results may follow:
(1) That the accused
had inflicted the injuries on the members of the prosecution party in exercise
of the right of self- defence.
(2) It makes the
prosecution version of the occurrence doubtful and the charge against the
accused cannot be held to have been proved beyond reasonable doubt.
(3) It does not
affect the prosecution case at all."
the opening words of the aforesaid paragraph 17, learned Judges were thinking
of a case where private defence was pleaded. In the instant case, no plea of
private defence was taken.
So here and
especially when the injury report is not on record, the third
"result" pointed in Bai Fatima (supra) would apply.
the aforesaid point, learned counsel for the appellant relied on a decision of
this 20 AIR 1998 SC 2554. In that case, this Court was considering the State's
appeal against an order of acquittal. It is well known that the considerations
which weigh with this Court in deciding a State's appeal against an order of
acquittal by the High Court are totally different from a case where there are a
concurrent findings both by the Trial Court and the High Court about the guilt
of the appellant.
a case leading to an appeal against acquittal, the Court is to consider whether
the view taken by the High Court is a possible view.
But that is not the
position in a case like the present one where there are concurrent findings of
guilt against the appellant.

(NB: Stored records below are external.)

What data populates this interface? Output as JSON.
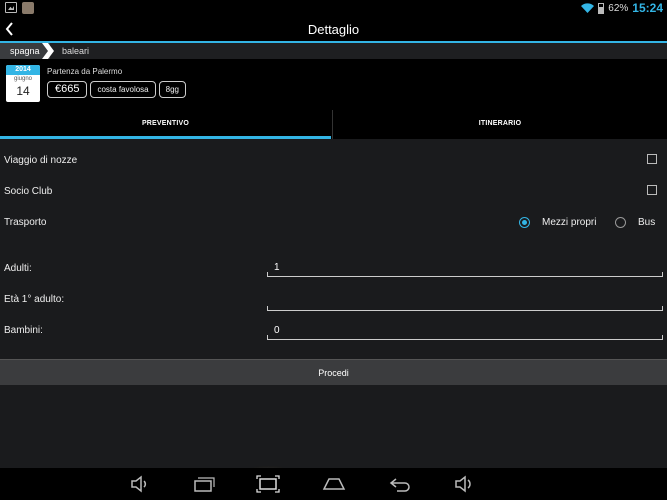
{
  "status_bar": {
    "battery": "62%",
    "time": "15:24",
    "icons": [
      "image-icon",
      "avatar-icon",
      "wifi-icon",
      "battery-icon"
    ]
  },
  "action_bar": {
    "title": "Dettaglio",
    "back_icon": "chevron-left-icon"
  },
  "breadcrumb": {
    "items": [
      "spagna",
      "baleari"
    ]
  },
  "trip": {
    "calendar": {
      "year": "2014",
      "month": "giugno",
      "day": "14"
    },
    "departure": "Partenza da Palermo",
    "tags": [
      "€665",
      "costa favolosa",
      "8gg"
    ]
  },
  "tabs": [
    {
      "label": "PREVENTIVO",
      "selected": true
    },
    {
      "label": "ITINERARIO",
      "selected": false
    }
  ],
  "form": {
    "honeymoon_label": "Viaggio di nozze",
    "honeymoon_checked": false,
    "club_label": "Socio Club",
    "club_checked": false,
    "transport_label": "Trasporto",
    "transport_options": [
      "Mezzi propri",
      "Bus"
    ],
    "transport_selected": "Mezzi propri",
    "adults_label": "Adulti:",
    "adults_value": "1",
    "first_adult_age_label": "Età 1° adulto:",
    "first_adult_age_value": "",
    "children_label": "Bambini:",
    "children_value": "0"
  },
  "proceed_button": "Procedi",
  "navigation_bar": {
    "icons": [
      "volume-down-icon",
      "recent-apps-icon",
      "screenshot-icon",
      "home-icon",
      "back-icon",
      "volume-up-icon"
    ]
  },
  "colors": {
    "accent": "#33b5e5",
    "background": "#1a1b1d"
  }
}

Therefore, the decision in Rajendra Singh (supra)
has to be considered in the facts of that case.
this point, reliance was also placed by the learned counsel for the appellant
on a decision 21 T.N. - (2002) 7 SCC 210. In that case plea of right of defence
was taken and the Court while considering the said plea laid importance on the
failure of the prosecution to explain the injuries.
In that case the
Court held as under:
the appellants had suffered injuries on vital parts of the body, even though
simple, the prosecution failed to give any explanation for such injuries. We are
not persuaded to accept the submission of learned counsel for the State that
the injuries being simple, the prosecution was not obliged to give any
explanation for the same. Having regard to the facts of the case the omission
on the part of the prosecution to explain the injuries on the person of the
accused may give rise to the inference that the prosecution is guilty of
suppressing the genesis and the origin of the occurrence and had thus not
presented the true version...."
the instant case, those considerations are not present. Private defence is not
pleaded and virtually could not be pleaded in the facts of this case and the
injury report was not brought on record.
the reasons aforesaid, this Court does not find that any error was committed by
the High Court in affirming the judgment of conviction passed by the Trial
Court. There is no merit in the appeal, which is dismissed accordingly.